the short story project


Garry Crystal

Recorded Delivery

Every couple of months my uncle would send me some stamps. They would arrive through the letterbox in small brown envelopes.

I don’t know why he did this, I had never met him, but someone must have told him that I had started to collect stamps. My uncle was in the merchant navy, travelling to different parts of the world, and yet when the envelope appeared it would be filled only with British stamps, always the same kind. Whenever the envelope arrived I would open it and out would fall ten or twenty British stamps.

“Why are they always British? Why doesn’t he send me stamps from all these places he goes to? There’s no point in having a stamp collection if every stamp is exactly the same. He should just stop sending them,” I thought to myself.

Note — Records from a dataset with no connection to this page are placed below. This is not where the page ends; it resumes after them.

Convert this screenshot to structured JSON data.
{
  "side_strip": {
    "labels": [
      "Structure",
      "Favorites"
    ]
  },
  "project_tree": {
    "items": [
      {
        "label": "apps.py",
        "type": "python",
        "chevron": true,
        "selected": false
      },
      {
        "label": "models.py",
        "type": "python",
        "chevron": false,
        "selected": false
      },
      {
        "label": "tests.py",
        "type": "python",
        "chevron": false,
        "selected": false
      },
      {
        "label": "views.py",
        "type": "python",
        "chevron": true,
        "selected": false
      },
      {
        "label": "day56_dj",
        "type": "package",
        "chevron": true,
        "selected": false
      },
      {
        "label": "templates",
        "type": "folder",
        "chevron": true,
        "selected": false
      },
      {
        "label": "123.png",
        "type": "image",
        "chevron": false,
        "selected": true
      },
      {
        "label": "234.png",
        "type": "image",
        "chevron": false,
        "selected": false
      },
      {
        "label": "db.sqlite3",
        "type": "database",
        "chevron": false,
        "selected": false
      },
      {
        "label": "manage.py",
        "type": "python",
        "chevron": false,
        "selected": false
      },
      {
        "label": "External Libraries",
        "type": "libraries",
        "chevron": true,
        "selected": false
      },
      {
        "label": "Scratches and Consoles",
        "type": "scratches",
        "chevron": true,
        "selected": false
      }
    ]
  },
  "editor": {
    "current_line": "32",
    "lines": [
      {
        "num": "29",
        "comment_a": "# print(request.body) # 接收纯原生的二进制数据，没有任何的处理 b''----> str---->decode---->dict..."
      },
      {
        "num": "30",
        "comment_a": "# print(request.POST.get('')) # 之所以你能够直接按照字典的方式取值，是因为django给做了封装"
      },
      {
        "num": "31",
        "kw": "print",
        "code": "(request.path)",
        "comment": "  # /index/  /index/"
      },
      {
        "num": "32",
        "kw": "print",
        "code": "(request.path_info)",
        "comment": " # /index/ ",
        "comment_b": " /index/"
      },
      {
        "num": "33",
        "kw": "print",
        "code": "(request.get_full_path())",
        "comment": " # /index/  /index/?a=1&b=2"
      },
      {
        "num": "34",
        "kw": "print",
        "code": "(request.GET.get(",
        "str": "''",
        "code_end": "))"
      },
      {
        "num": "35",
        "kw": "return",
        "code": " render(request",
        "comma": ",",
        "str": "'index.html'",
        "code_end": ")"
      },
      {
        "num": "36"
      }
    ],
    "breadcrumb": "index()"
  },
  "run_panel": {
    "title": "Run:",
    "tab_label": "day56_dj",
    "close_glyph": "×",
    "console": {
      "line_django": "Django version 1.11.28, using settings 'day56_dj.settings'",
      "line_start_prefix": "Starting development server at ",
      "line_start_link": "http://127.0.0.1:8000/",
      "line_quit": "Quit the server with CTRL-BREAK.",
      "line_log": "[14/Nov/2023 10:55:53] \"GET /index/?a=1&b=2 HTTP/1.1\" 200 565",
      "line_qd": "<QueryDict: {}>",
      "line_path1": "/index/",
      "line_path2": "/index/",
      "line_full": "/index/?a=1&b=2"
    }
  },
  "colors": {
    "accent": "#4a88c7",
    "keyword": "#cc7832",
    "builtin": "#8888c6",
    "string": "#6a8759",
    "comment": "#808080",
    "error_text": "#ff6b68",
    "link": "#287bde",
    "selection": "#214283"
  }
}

Not wanting to seem ungrateful I didn’t tell anyone or complain about my growing pile of stamps. 

These deliveries from abroad went on for about two years.

Over the course of the two years I naturally became bored with stamp collecting and moved onto exploring nearby and sometimes not so nearby towns on my new bicycle.

And still the stamps came.

One day, another envelope from my uncle appeared. I ripped it open and of course another pile of British stamps fell out. I didn’t know it at the time but this was to be the last envelope from my uncle. That day, I sat against the door and began turning the envelope over and over in my hand, imaging all of the faraway countries he must have visited and all of those envelopes he had sent me full of stamps taken from letters that had been written to him from many other people, or perhaps just one person.

Yet he never wrote to me when he sent the stamps, never placed as much as a note inside the envelope.

All he did was send me the stamps.

All he did, this uncle I had never met, was to take the time to collect these stamps and send them to me every couple of months, without fail, from wherever he was.

My uncle finally stopped sending the stamps when he left the merchant navy and returned home.

If I was smarter at that age than perhaps I am now, I would have realised that on the front of every envelope I had ripped open and discarded, sat a shiny foreign stamp.

I would also have realised, as I do now, decades later, that the stamps were not really the point.